Food & Drink » Food and Drink

Glass of Distinction

Virginia wines ramp up the power for the 2005 Governor's Cup awards.

James River is a 2,000-case-per-year winery. Fortunately, there are 150 cases of Dolce Vino remaining. By Governor's Cup standards, that is a tidy sum, as a winery has to have only 50 cases in stock to enter the competition. Mitzi Batterson, James River's co-owner, was surrounded by bottles from far better-known wineries, all hung with gold medals, and had the classic deer-in-the-headlights look of amazement upon the announcement of her triumph.

"We are pleased and honored to be this year's winner," she said at the June 13 awards ceremony. "But for a local winery, this is too much."

The most intriguing thing about the event was the high quality and diversity of wine styles. It seems like an incomprehensible task to pick a winner. Gold-medal wines ranged across a very wide spectrum. Some of my favorites were the following:

Keswick Vineyards 2003 Chardonnay, $17. This is as European as chardonnay gets. There is a green-apple flavor and texture with an accompaning layer of oak, and the taste of Virginia earth.

Autumn Hill Vineyards Petite Verdot/ Merlot, 2003, $22, is a youthful Bordeaux lookalike with outstanding flavor and balance. This is European in style and distinction.

AmRhein Cellars Petite Verdot, 2003, $22. Offers an intensely fruity blast showing the power side of this emerging grape. If Autumn Hill is Europe, this wine is Australia. This much fruit flavor is difficult to achieve in Virginia. But it's all here in a sustained burst.

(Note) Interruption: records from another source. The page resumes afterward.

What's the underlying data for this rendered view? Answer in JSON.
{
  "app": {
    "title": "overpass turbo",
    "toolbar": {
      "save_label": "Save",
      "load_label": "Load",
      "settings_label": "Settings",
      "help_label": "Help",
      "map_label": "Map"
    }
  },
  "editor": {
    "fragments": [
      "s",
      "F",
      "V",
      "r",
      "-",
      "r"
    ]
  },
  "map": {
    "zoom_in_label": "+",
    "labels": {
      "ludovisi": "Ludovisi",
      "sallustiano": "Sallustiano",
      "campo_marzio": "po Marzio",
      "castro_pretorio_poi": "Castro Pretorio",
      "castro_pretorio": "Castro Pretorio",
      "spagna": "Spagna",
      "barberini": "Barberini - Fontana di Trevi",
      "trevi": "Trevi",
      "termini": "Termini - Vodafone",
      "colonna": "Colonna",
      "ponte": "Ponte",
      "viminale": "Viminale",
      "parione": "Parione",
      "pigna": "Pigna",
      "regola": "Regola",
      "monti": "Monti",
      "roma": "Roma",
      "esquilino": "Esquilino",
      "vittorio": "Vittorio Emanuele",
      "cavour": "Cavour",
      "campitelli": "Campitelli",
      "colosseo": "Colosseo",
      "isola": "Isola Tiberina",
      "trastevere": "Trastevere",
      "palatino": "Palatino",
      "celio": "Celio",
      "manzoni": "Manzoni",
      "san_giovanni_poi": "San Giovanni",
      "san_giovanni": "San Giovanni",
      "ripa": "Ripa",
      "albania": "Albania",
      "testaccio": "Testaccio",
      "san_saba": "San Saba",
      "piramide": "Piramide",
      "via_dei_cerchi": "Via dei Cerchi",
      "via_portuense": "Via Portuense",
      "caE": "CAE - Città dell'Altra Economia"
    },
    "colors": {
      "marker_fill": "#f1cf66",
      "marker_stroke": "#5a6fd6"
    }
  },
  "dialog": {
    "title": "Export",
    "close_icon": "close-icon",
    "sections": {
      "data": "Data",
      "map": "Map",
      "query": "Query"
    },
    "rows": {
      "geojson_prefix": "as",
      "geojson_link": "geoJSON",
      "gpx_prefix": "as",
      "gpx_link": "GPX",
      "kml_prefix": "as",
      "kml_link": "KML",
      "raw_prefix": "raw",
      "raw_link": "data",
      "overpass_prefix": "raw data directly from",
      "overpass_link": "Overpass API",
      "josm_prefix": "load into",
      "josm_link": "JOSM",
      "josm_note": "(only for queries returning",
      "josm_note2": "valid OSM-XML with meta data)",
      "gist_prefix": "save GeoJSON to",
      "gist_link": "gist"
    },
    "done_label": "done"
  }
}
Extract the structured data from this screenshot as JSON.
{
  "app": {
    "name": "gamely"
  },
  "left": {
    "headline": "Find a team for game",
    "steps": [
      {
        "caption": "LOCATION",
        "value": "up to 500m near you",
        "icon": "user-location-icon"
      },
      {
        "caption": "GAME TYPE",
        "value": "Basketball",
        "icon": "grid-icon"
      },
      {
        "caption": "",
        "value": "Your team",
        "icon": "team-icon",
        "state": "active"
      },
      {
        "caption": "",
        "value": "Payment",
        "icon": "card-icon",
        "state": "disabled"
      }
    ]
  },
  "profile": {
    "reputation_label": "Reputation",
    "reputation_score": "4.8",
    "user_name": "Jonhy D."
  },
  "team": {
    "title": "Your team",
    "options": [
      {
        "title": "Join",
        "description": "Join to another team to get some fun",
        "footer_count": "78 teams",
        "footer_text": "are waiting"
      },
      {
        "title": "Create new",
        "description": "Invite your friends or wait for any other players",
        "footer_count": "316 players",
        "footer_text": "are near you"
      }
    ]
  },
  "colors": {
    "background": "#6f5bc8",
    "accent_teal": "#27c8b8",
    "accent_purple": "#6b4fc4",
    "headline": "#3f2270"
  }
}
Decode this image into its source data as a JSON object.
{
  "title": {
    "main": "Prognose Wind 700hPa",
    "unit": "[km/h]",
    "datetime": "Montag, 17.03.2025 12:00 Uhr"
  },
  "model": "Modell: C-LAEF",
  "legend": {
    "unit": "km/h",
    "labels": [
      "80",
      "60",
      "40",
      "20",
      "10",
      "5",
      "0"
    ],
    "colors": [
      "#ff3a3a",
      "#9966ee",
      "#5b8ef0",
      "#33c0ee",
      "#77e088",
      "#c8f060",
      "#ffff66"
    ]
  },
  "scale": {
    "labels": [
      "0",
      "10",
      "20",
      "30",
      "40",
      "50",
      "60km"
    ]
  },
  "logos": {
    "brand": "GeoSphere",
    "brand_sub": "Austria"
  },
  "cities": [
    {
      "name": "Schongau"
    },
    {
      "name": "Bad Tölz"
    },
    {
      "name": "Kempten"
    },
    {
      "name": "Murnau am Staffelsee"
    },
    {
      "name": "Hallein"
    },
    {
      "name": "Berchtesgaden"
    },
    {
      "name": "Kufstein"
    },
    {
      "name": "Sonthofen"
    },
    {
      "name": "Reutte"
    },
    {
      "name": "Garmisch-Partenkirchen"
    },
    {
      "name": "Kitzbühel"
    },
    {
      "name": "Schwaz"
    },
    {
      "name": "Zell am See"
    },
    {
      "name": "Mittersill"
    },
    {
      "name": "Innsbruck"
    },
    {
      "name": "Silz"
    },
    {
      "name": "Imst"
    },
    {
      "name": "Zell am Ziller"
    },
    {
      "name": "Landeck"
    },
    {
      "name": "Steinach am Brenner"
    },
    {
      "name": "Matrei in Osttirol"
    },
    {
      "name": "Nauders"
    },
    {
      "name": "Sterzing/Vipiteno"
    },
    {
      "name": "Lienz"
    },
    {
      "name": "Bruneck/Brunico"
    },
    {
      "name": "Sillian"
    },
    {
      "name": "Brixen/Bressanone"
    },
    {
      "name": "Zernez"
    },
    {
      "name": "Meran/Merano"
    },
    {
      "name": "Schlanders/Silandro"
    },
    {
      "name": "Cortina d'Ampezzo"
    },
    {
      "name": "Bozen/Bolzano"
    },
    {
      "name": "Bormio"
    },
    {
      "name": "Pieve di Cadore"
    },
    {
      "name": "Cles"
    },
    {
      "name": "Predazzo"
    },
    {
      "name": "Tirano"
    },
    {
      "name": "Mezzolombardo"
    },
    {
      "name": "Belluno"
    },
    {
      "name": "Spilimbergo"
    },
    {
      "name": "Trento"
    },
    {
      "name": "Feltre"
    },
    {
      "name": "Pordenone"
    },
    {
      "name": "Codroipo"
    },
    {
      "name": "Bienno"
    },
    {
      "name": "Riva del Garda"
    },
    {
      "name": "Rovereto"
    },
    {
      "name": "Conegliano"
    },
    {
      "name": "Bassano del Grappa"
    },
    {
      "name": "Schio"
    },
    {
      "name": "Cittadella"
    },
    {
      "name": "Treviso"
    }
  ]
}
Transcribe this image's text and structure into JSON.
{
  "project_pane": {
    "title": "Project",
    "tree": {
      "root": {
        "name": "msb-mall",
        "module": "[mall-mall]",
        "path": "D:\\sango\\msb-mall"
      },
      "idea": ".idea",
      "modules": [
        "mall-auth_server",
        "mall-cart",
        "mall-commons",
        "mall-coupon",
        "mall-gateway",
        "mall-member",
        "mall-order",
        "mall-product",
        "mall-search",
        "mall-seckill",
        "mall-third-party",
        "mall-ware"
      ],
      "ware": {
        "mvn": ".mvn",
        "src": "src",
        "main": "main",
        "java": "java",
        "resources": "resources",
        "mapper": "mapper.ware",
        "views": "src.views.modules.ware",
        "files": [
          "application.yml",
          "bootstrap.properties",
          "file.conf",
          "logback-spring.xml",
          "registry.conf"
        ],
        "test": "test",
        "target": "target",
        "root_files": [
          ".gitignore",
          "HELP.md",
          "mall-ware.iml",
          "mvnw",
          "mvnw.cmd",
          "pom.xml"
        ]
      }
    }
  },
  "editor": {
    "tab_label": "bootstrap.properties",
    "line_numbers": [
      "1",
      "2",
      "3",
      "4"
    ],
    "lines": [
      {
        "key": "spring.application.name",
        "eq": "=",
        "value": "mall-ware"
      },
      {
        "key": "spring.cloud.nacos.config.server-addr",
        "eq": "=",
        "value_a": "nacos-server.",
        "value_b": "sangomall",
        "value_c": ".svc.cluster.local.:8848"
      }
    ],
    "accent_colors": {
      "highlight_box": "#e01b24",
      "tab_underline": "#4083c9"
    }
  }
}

Blenheim Vineyards "King Family" Merlot, 2002, $20, proves that merlot doesn't have to be a wimpy red. This immensely flavor-packed wine shows that owner Brad McCarthy isn't afraid to constantly reinvent himself, and wine lovers are all the better for it.

Barboursville Winery Octagon, 2001, $35. This is the taste of Northern Italy in a merlot-based blend. It is a model for cellaring top reds from here for several years. Each will resemble its own regional style but with the elegance and smoothing that comes with bottle age. — Layne Witherell

Letters to the editor may be sent to:

Add a comment